(Work required): For the data below, work out how many lines include the string "name" and report only the number.

Excerpts from an interface dataset:
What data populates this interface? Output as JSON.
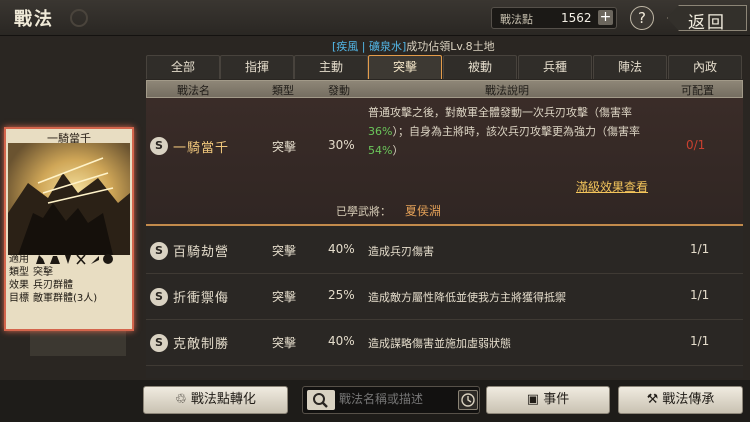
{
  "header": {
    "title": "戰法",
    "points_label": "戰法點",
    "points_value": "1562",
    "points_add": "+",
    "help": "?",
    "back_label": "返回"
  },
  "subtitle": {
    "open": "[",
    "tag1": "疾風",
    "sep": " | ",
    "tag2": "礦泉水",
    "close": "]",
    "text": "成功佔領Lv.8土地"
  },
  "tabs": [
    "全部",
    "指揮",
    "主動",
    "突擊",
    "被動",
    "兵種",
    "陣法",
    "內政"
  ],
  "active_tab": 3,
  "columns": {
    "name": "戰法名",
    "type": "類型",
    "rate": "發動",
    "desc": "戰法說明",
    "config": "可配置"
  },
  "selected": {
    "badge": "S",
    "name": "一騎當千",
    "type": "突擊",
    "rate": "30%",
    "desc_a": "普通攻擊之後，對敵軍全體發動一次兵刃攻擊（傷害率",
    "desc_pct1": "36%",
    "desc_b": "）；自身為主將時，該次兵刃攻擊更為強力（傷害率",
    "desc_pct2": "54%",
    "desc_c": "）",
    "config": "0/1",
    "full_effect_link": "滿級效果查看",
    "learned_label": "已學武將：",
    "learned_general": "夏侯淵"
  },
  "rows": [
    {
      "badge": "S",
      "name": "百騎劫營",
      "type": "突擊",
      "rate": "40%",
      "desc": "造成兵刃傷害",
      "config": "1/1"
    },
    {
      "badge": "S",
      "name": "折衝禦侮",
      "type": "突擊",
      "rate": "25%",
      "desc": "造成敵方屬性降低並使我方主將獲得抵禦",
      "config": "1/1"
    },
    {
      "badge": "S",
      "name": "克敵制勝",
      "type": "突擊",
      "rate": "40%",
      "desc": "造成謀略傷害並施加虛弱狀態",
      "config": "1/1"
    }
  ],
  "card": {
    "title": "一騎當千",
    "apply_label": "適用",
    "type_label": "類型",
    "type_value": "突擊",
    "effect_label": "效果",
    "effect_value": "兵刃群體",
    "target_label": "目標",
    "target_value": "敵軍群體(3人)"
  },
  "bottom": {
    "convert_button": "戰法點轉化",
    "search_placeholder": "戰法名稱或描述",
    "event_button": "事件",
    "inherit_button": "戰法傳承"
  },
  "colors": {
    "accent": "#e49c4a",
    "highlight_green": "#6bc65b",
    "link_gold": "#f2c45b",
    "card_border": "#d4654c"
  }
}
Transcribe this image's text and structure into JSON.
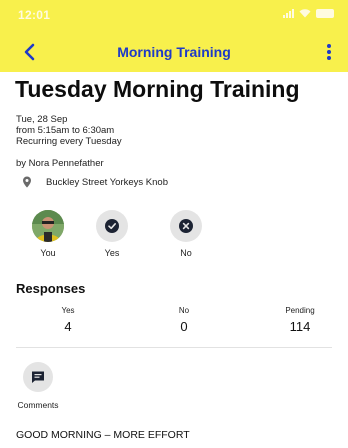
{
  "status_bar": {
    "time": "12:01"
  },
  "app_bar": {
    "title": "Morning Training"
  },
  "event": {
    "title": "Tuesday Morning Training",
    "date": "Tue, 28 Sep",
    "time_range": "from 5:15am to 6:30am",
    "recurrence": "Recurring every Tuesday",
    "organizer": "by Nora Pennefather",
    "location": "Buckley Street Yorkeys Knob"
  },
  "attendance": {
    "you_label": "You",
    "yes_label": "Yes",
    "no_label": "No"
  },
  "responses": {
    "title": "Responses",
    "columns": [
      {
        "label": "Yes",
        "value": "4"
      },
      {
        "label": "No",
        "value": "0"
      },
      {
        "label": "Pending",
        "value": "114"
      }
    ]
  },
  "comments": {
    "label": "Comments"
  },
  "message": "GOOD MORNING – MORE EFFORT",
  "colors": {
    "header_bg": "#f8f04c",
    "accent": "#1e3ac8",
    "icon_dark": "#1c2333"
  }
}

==

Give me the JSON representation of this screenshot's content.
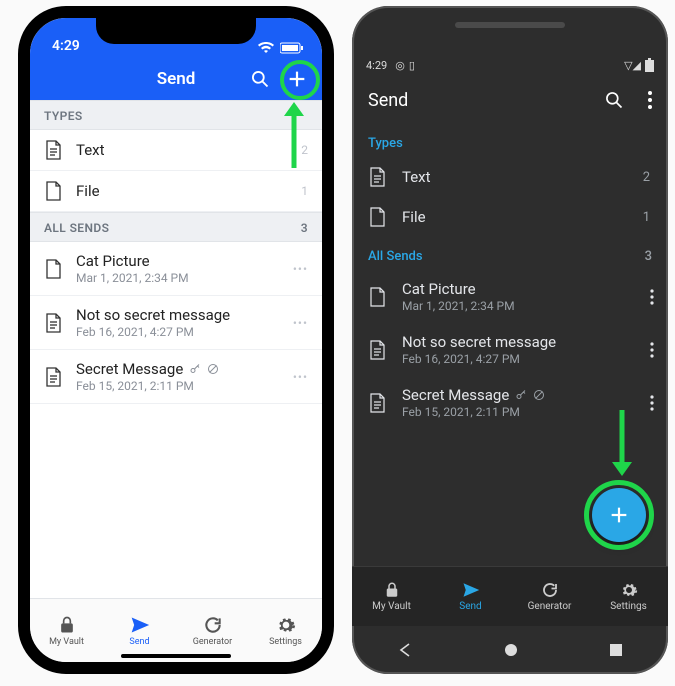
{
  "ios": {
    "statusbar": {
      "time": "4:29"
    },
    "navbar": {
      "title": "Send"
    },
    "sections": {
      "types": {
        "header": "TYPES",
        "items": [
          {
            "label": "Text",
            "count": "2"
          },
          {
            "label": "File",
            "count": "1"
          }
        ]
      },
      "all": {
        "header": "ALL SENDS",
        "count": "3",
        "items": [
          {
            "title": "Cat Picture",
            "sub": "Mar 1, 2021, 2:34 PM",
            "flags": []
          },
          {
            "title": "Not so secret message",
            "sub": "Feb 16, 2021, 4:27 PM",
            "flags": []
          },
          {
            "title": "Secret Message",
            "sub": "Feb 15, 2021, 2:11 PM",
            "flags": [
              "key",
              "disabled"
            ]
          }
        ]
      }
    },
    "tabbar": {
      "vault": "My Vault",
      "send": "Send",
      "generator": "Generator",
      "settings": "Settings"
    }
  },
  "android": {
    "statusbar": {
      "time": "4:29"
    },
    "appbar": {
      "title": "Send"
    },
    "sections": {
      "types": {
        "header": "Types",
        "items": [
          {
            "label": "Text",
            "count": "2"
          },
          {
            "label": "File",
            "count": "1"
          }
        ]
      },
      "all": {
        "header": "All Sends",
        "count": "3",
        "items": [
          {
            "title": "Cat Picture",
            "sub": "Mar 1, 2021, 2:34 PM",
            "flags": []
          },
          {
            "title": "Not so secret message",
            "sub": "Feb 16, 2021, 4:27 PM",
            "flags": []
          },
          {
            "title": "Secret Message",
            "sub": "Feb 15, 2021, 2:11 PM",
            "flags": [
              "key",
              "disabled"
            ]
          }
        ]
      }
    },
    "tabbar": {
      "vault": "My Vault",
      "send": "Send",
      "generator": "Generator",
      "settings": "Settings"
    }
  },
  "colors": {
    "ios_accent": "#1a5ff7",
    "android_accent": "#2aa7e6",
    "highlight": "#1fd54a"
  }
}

(Output below): 5